Some intensive outpatient programs (IOP) offer music therapy in addiction recovery. Some may choose to just listen, while others may learn to play an instrument…
Many holistic programs chose to incorporate music therapy as an adjunct to their traditional treatment program. Intensive Outpatient Treatment (IOP) is typically 9 hours a week and oftentimes, one of those sessions is dedicated to music therapy.
Programs help individuals overcome their addiction though a music-based treatment model while maintaining their independence and working to repair the lifestyle damage that addiction has created in their lives.
Music therapy has been long used for the treatment of alcohol and drug addiction. While music therapy is not enough to fully treat addiction on its own, addicts do experience its benefits as part of a comprehensive addiction treatment program.
Benefits of Music Therapy for Addiction Recovery
- Creation of music helps purge negative emotions
- Music reduces stress, in turn helping to prevent relapse
- Boredom relief toward reduction of that trigger for drug or alcohol use
- Alleviation of loneliness inherent in recovery
- Music can introduce addicts to meditation as a coping tool
- Listening to music helps improve concentration, a casualty of drug addiction that must be regained
- Music alleviates depression associated with recovery (especially early recovery)
Many alcoholics and drug addicts struggle with even having an interest in gaining treatment for their addiction. They may feel disconnected from the world and unable to find their way back to a desire to return to a lifestyle without addiction. IOP is a perfect place to introduce new activities such as music therapy so they may then continue their interest and incorporate it into their lives.
Many times, individuals will gain interest in learning to play an instrument. Guitar and piano seem to be the most popular instruments to pick up. Having something productive, positive and life-affirming can prove helpful. Others become increasingly aware of the lyrics in songs they know and begin to identify. Music can prove to be emotional, overwhelming, helpful and even mind boggling for some. IOP that introduce music therapy as part of an addiction recovery program seem to have a higher success rate, though statistics have not yet been published.

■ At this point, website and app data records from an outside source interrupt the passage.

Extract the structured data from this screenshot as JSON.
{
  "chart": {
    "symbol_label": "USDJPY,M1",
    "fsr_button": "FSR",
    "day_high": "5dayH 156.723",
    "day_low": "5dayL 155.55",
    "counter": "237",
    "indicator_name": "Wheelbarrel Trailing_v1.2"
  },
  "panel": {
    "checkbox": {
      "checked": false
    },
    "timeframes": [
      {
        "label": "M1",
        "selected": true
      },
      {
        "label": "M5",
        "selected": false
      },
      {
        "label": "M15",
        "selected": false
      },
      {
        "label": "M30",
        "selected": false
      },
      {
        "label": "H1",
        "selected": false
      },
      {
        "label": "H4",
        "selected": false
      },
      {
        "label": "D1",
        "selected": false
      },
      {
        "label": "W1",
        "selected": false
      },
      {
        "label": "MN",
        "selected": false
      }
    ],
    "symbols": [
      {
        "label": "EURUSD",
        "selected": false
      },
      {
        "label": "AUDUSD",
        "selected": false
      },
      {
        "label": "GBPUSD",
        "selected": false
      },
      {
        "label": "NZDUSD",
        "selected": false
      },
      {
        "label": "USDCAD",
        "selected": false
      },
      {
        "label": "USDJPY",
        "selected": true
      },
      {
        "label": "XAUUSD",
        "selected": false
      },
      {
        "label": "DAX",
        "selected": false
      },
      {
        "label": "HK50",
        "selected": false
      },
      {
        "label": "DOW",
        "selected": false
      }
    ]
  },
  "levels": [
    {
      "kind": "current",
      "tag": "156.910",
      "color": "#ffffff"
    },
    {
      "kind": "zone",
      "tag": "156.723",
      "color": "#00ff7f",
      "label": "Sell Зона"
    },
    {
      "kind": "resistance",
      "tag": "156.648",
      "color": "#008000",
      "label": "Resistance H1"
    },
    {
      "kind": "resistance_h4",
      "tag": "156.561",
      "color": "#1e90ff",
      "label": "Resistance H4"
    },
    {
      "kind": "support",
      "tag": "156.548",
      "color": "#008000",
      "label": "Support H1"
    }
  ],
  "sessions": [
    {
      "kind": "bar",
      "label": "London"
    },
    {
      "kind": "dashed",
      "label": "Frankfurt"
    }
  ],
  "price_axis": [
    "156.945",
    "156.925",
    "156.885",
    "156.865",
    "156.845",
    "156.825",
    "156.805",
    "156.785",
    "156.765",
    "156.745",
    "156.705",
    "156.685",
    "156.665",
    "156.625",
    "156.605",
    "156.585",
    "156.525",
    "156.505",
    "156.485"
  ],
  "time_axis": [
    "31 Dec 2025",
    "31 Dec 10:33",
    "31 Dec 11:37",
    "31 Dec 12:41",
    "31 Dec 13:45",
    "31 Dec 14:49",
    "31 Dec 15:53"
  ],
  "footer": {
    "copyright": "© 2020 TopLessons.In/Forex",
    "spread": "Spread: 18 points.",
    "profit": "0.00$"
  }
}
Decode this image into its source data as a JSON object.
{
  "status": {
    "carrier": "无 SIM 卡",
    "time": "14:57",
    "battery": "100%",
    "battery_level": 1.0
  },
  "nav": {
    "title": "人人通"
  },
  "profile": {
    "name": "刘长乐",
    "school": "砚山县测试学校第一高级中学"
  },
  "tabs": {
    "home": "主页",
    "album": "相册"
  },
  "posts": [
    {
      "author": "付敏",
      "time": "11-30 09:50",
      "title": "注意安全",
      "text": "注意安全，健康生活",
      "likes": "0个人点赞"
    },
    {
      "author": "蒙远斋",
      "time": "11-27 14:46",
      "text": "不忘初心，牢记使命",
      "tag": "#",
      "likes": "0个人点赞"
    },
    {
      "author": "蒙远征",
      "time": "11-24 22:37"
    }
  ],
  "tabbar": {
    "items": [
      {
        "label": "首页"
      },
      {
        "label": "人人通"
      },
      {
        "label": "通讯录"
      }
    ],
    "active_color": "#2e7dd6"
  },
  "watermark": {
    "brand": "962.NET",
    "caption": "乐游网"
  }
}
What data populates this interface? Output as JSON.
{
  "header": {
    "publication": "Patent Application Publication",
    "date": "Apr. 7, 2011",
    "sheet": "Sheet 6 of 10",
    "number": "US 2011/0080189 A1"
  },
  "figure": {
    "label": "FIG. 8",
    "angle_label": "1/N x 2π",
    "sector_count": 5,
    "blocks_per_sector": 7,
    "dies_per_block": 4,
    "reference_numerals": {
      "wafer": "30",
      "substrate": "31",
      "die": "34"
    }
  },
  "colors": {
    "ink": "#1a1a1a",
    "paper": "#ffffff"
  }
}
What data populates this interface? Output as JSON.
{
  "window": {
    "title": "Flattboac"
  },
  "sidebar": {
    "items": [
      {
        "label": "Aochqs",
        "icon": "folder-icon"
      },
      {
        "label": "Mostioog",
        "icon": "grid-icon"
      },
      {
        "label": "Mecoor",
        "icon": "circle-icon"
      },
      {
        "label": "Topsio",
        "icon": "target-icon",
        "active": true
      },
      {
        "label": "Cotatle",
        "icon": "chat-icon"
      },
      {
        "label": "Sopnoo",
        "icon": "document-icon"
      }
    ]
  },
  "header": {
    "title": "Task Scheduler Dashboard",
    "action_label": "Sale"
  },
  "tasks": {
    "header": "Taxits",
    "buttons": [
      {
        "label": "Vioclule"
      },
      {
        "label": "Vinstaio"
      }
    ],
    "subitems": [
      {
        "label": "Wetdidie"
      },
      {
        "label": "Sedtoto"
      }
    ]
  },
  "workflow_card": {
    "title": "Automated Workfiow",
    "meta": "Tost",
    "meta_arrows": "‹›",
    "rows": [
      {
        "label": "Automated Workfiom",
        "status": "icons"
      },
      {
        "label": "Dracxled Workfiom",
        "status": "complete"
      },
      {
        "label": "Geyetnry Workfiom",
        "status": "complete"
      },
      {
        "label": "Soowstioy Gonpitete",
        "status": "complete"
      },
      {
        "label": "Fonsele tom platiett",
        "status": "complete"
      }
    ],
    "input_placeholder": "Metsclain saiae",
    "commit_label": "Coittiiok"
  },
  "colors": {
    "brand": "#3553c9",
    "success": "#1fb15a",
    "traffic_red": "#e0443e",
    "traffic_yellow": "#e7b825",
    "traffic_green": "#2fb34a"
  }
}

Music in addiction recovery help individuals overcoming substance abuse to tap into their creative energies and center themselves. For anyone working through addiction, this centering of oneself is critical, particularly when suffering from cravings or the stress inherent in maintaining recovery. Creativity and self-expression provide a means of communication. Music is a universal language that’s relatable and impactful. Talent and experience doesn’t matter, as music therapy is about connecting to musical sound and not performing according to anyone else’s standards. Most people find music therapy in addiction recovery something they look forward to and enjoy.